### Exercise requirements
Where in the listing does the word "networks" appear? Report each line that holds it.

----

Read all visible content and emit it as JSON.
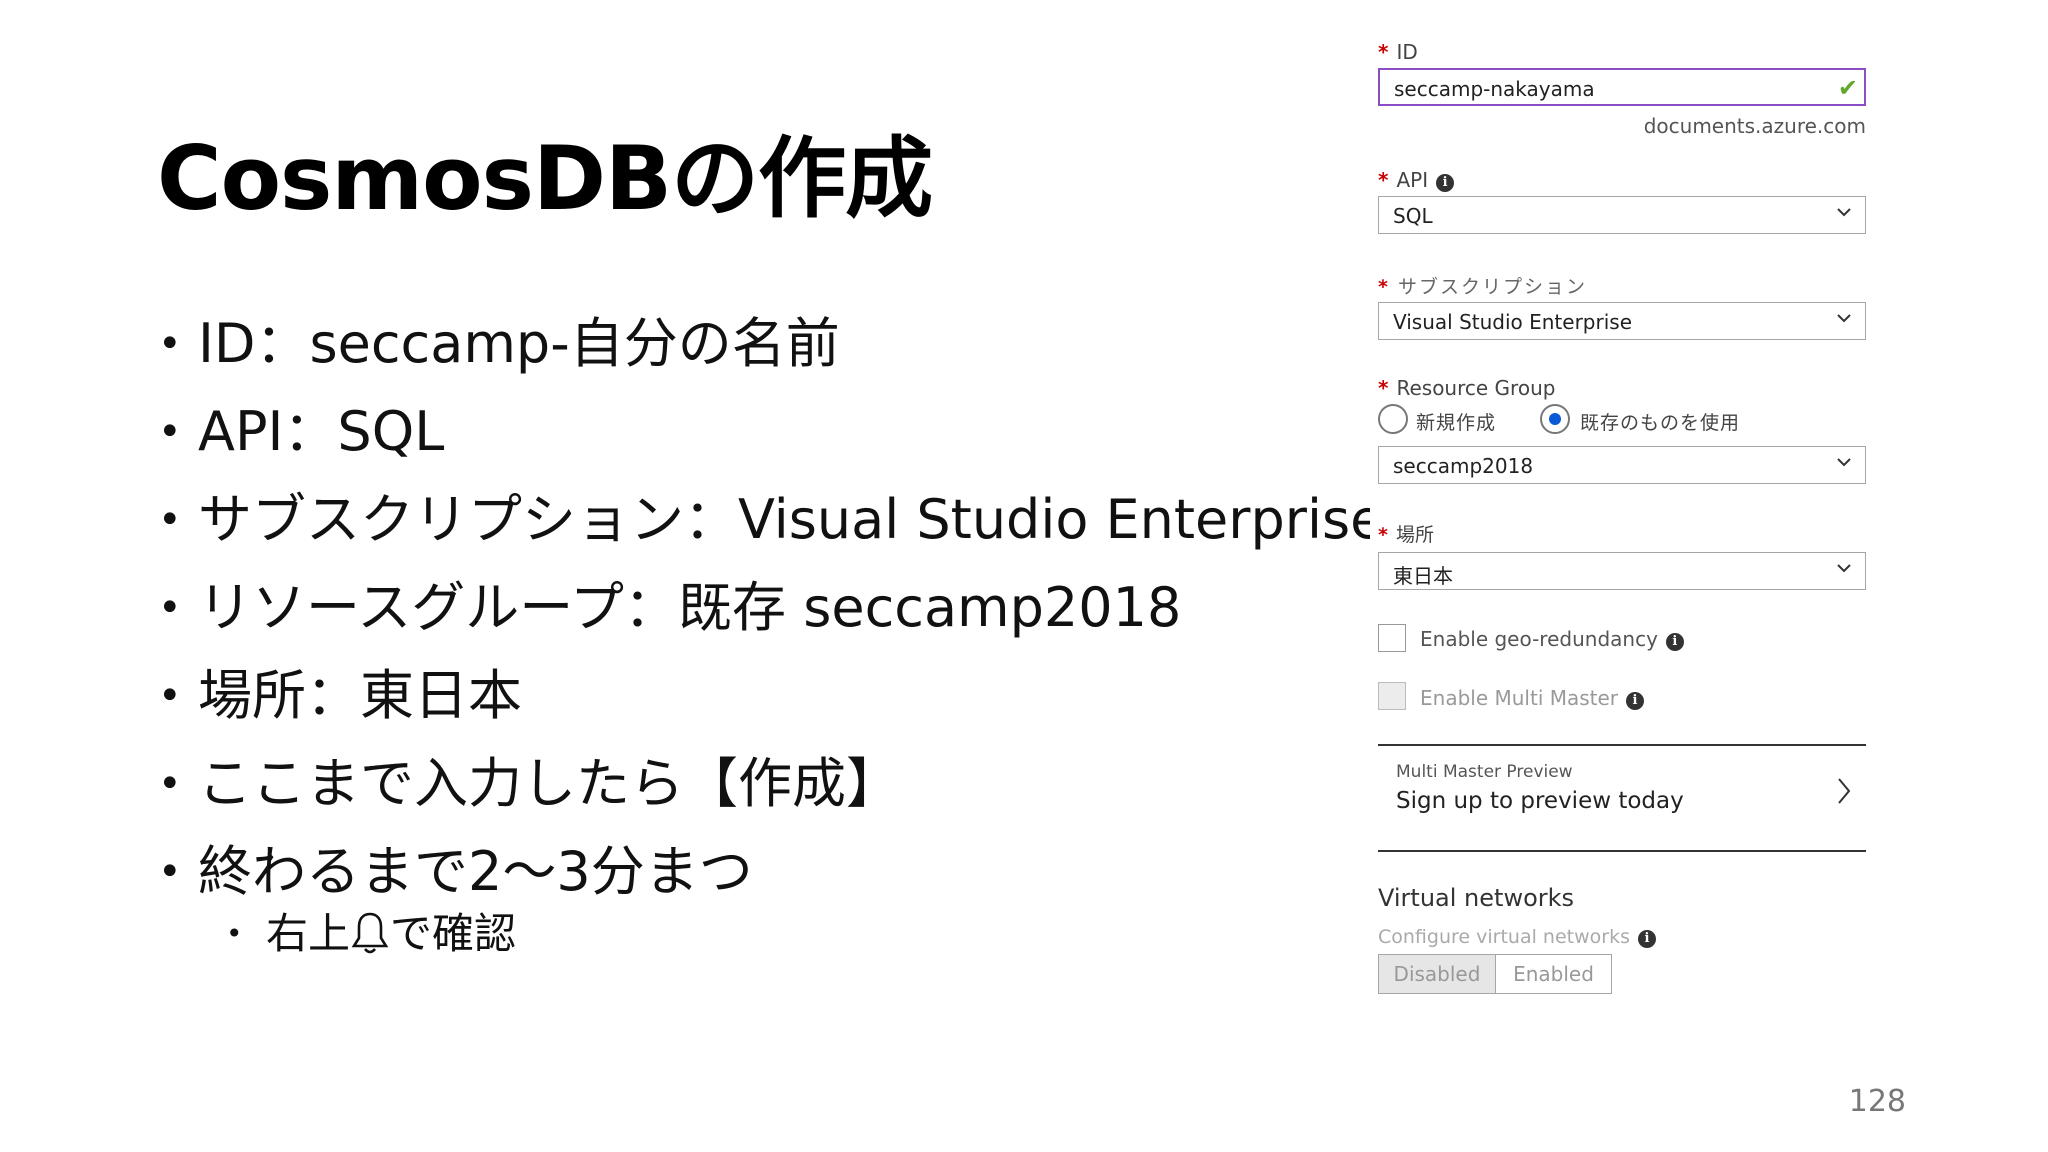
{
  "slide": {
    "title": "CosmosDBの作成",
    "bullets": [
      "ID：seccamp-自分の名前",
      "API：SQL",
      "サブスクリプション：Visual Studio Enterprise",
      "リソースグループ：既存 seccamp2018",
      "場所：東日本",
      "ここまで入力したら【作成】",
      "終わるまで2～3分まつ"
    ],
    "sub_bullet": {
      "before": "右上",
      "after": "で確認"
    },
    "page_number": "128"
  },
  "form": {
    "id": {
      "label": "ID",
      "value": "seccamp-nakayama",
      "suffix": "documents.azure.com"
    },
    "api": {
      "label": "API",
      "value": "SQL"
    },
    "subscription": {
      "label": "サブスクリプション",
      "value": "Visual Studio Enterprise"
    },
    "resource_group": {
      "label": "Resource Group",
      "options": [
        "新規作成",
        "既存のものを使用"
      ],
      "selected": "既存のものを使用",
      "value": "seccamp2018"
    },
    "location": {
      "label": "場所",
      "value": "東日本"
    },
    "geo_redundancy": {
      "label": "Enable geo-redundancy"
    },
    "multi_master": {
      "label": "Enable Multi Master"
    },
    "preview": {
      "caption": "Multi Master Preview",
      "link": "Sign up to preview today"
    },
    "vnet": {
      "heading": "Virtual networks",
      "sub": "Configure virtual networks",
      "options": [
        "Disabled",
        "Enabled"
      ],
      "selected": "Disabled"
    }
  },
  "colors": {
    "accent": "#8a4dc4",
    "radio_selected": "#0a59d6",
    "valid_check": "#5fa82b",
    "required": "#cc0000"
  }
}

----

### Solution for this task
      "heading": "Virtual networks",
      "sub": "Configure virtual networks",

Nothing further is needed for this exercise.